BEGIN THE DATA
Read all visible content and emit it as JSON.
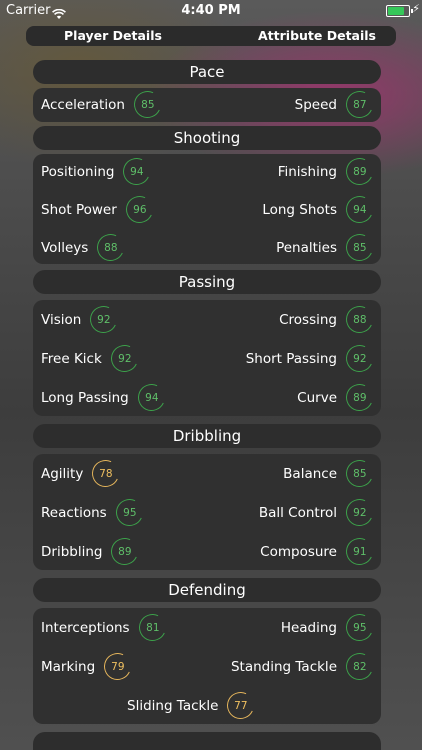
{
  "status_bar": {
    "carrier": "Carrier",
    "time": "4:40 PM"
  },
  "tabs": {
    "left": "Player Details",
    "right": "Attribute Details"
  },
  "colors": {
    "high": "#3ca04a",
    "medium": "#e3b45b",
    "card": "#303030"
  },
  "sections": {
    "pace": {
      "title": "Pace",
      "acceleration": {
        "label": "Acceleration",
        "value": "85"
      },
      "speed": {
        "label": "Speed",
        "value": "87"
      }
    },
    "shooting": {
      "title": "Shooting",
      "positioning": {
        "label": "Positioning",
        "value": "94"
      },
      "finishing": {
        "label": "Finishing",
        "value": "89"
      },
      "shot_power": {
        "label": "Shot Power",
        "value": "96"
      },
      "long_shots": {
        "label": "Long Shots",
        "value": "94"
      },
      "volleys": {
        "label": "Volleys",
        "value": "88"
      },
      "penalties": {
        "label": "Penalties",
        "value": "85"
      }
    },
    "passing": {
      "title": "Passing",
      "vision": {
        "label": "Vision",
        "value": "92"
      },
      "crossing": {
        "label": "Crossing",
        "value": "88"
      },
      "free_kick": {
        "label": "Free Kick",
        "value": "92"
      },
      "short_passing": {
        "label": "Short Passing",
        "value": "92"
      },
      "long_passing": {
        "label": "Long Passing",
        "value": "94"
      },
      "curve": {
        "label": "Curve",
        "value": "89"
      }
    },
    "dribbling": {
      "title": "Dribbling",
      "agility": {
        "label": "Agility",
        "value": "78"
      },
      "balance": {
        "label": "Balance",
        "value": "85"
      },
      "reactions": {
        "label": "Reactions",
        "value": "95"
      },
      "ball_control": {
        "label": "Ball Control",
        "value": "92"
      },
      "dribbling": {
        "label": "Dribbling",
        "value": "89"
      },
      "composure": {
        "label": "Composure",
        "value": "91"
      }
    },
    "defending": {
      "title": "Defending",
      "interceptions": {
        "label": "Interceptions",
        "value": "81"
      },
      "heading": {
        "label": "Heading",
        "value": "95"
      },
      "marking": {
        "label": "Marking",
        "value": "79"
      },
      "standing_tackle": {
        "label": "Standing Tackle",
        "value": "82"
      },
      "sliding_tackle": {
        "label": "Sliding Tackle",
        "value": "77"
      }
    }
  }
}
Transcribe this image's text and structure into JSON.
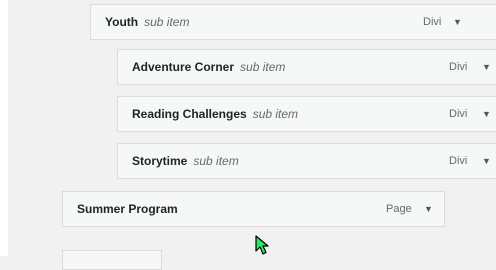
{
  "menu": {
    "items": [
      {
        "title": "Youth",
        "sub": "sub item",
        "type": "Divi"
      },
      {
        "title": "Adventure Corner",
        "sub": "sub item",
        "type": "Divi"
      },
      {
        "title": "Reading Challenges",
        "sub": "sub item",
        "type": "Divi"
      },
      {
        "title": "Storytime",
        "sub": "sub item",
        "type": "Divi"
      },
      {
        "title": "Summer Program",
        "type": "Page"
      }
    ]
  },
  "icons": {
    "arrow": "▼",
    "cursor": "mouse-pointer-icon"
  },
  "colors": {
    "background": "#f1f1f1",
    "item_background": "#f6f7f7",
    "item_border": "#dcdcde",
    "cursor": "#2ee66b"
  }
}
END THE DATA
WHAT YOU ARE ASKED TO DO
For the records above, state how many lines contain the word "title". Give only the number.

ANSWER BOX
10